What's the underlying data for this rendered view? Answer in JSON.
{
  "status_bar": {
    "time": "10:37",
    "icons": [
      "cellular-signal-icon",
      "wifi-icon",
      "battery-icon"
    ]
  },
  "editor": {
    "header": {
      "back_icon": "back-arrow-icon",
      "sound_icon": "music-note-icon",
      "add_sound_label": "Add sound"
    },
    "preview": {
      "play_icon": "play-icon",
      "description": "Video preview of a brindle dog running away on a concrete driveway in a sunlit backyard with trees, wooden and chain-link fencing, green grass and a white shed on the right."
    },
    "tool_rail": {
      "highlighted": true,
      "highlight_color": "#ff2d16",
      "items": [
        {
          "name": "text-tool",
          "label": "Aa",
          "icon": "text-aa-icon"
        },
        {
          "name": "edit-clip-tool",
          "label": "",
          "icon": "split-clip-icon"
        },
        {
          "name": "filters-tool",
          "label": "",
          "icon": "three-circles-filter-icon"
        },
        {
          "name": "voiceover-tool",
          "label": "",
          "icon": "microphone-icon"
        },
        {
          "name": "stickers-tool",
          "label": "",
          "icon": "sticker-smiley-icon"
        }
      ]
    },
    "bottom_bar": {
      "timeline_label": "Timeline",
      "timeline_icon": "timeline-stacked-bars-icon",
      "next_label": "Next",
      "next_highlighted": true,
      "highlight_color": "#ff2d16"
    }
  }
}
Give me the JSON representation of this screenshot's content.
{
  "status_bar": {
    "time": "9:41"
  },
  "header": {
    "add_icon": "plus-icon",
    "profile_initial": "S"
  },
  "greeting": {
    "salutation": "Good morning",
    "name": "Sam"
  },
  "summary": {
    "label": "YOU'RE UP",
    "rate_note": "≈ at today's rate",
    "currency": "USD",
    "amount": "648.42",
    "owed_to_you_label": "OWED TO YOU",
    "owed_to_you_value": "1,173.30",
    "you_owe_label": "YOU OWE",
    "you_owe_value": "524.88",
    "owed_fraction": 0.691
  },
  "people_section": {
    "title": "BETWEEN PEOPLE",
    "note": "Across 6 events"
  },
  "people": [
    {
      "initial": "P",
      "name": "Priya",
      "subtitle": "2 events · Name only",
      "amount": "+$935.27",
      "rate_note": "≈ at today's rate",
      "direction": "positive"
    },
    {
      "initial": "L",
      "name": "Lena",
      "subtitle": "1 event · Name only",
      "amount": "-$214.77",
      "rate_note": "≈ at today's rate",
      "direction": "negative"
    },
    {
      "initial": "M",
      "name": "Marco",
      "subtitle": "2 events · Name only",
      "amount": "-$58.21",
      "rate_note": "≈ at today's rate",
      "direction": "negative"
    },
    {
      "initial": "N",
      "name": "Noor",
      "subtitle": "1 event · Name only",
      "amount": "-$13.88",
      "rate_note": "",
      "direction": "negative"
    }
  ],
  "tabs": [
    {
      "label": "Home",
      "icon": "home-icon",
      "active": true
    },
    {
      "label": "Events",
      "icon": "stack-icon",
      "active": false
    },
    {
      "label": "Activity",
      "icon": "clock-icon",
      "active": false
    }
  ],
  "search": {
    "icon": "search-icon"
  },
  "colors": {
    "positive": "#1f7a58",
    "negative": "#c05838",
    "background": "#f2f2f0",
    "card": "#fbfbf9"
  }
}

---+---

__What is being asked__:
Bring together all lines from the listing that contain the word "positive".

__Output for this exercise__:
      "direction": "positive"
    "positive": "#1f7a58",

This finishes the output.